MATERIAL FOR THIS TASK =
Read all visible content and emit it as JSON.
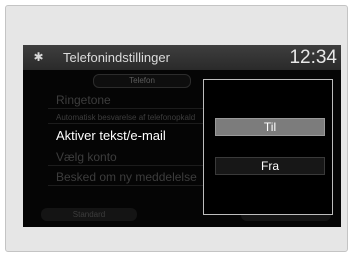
{
  "header": {
    "settings_icon": "gear-icon",
    "title": "Telefonindstillinger",
    "clock": "12:34"
  },
  "tab": {
    "label": "Telefon"
  },
  "menu": {
    "items": [
      {
        "label": "Ringetone"
      },
      {
        "label": "Automatisk besvarelse af telefonopkald"
      },
      {
        "label": "Aktiver tekst/e-mail"
      },
      {
        "label": "Vælg konto"
      },
      {
        "label": "Besked om ny meddelelse"
      }
    ]
  },
  "footer": {
    "default_label": "Standard"
  },
  "popup": {
    "options": [
      {
        "label": "Til"
      },
      {
        "label": "Fra"
      }
    ]
  }
}
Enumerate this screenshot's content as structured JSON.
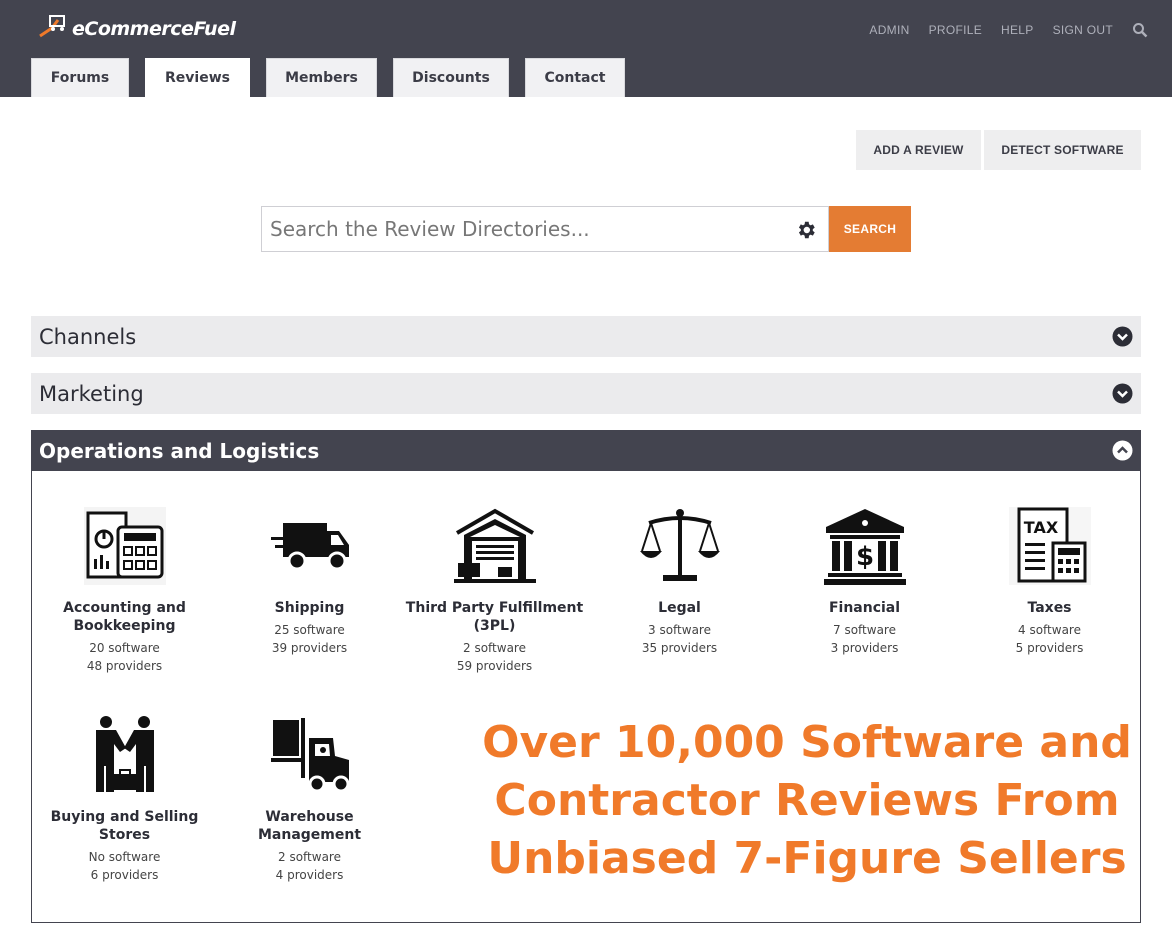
{
  "header": {
    "logo_text": "eCommerceFuel",
    "util_links": [
      "ADMIN",
      "PROFILE",
      "HELP",
      "SIGN OUT"
    ],
    "search_icon": "search-icon"
  },
  "tabs": [
    {
      "label": "Forums",
      "active": false
    },
    {
      "label": "Reviews",
      "active": true
    },
    {
      "label": "Members",
      "active": false
    },
    {
      "label": "Discounts",
      "active": false
    },
    {
      "label": "Contact",
      "active": false
    }
  ],
  "actions": {
    "add_review": "ADD A REVIEW",
    "detect_software": "DETECT SOFTWARE"
  },
  "search": {
    "placeholder": "Search the Review Directories...",
    "value": "",
    "button_label": "SEARCH",
    "settings_icon": "gear-icon"
  },
  "categories": [
    {
      "title": "Channels",
      "expanded": false
    },
    {
      "title": "Marketing",
      "expanded": false
    },
    {
      "title": "Operations and Logistics",
      "expanded": true
    }
  ],
  "operations_items": [
    {
      "name": "Accounting and Bookkeeping",
      "line1": "20 software",
      "line2": "48 providers",
      "icon": "accounting-icon"
    },
    {
      "name": "Shipping",
      "line1": "25 software",
      "line2": "39 providers",
      "icon": "truck-icon"
    },
    {
      "name": "Third Party Fulfillment (3PL)",
      "line1": "2 software",
      "line2": "59 providers",
      "icon": "warehouse-icon"
    },
    {
      "name": "Legal",
      "line1": "3 software",
      "line2": "35 providers",
      "icon": "scales-icon"
    },
    {
      "name": "Financial",
      "line1": "7 software",
      "line2": "3 providers",
      "icon": "bank-icon"
    },
    {
      "name": "Taxes",
      "line1": "4 software",
      "line2": "5 providers",
      "icon": "tax-icon"
    },
    {
      "name": "Buying and Selling Stores",
      "line1": "No software",
      "line2": "6 providers",
      "icon": "handshake-icon"
    },
    {
      "name": "Warehouse Management",
      "line1": "2 software",
      "line2": "4 providers",
      "icon": "forklift-icon"
    }
  ],
  "promo": {
    "line1": "Over 10,000 Software and",
    "line2": "Contractor Reviews From",
    "line3": "Unbiased 7-Figure Sellers"
  },
  "colors": {
    "header_bg": "#43444f",
    "accent": "#e47c33",
    "promo": "#f07a2a"
  }
}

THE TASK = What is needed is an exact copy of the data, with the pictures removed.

REPLY =
Read all visible content and emit it as JSON.
{
  "header": {
    "settings_icon": "gear-icon",
    "title": "Telefonindstillinger",
    "clock": "12:34"
  },
  "tab": {
    "label": "Telefon"
  },
  "menu": {
    "items": [
      {
        "label": "Ringetone"
      },
      {
        "label": "Automatisk besvarelse af telefonopkald"
      },
      {
        "label": "Aktiver tekst/e-mail"
      },
      {
        "label": "Vælg konto"
      },
      {
        "label": "Besked om ny meddelelse"
      }
    ]
  },
  "footer": {
    "default_label": "Standard"
  },
  "popup": {
    "options": [
      {
        "label": "Til"
      },
      {
        "label": "Fra"
      }
    ]
  }
}
Enumerate this screenshot's content as structured JSON.
{
  "header": {
    "logo_text": "eCommerceFuel",
    "util_links": [
      "ADMIN",
      "PROFILE",
      "HELP",
      "SIGN OUT"
    ],
    "search_icon": "search-icon"
  },
  "tabs": [
    {
      "label": "Forums",
      "active": false
    },
    {
      "label": "Reviews",
      "active": true
    },
    {
      "label": "Members",
      "active": false
    },
    {
      "label": "Discounts",
      "active": false
    },
    {
      "label": "Contact",
      "active": false
    }
  ],
  "actions": {
    "add_review": "ADD A REVIEW",
    "detect_software": "DETECT SOFTWARE"
  },
  "search": {
    "placeholder": "Search the Review Directories...",
    "value": "",
    "button_label": "SEARCH",
    "settings_icon": "gear-icon"
  },
  "categories": [
    {
      "title": "Channels",
      "expanded": false
    },
    {
      "title": "Marketing",
      "expanded": false
    },
    {
      "title": "Operations and Logistics",
      "expanded": true
    }
  ],
  "operations_items": [
    {
      "name": "Accounting and Bookkeeping",
      "line1": "20 software",
      "line2": "48 providers",
      "icon": "accounting-icon"
    },
    {
      "name": "Shipping",
      "line1": "25 software",
      "line2": "39 providers",
      "icon": "truck-icon"
    },
    {
      "name": "Third Party Fulfillment (3PL)",
      "line1": "2 software",
      "line2": "59 providers",
      "icon": "warehouse-icon"
    },
    {
      "name": "Legal",
      "line1": "3 software",
      "line2": "35 providers",
      "icon": "scales-icon"
    },
    {
      "name": "Financial",
      "line1": "7 software",
      "line2": "3 providers",
      "icon": "bank-icon"
    },
    {
      "name": "Taxes",
      "line1": "4 software",
      "line2": "5 providers",
      "icon": "tax-icon"
    },
    {
      "name": "Buying and Selling Stores",
      "line1": "No software",
      "line2": "6 providers",
      "icon": "handshake-icon"
    },
    {
      "name": "Warehouse Management",
      "line1": "2 software",
      "line2": "4 providers",
      "icon": "forklift-icon"
    }
  ],
  "promo": {
    "line1": "Over 10,000 Software and",
    "line2": "Contractor Reviews From",
    "line3": "Unbiased 7-Figure Sellers"
  },
  "colors": {
    "header_bg": "#43444f",
    "accent": "#e47c33",
    "promo": "#f07a2a"
  }
}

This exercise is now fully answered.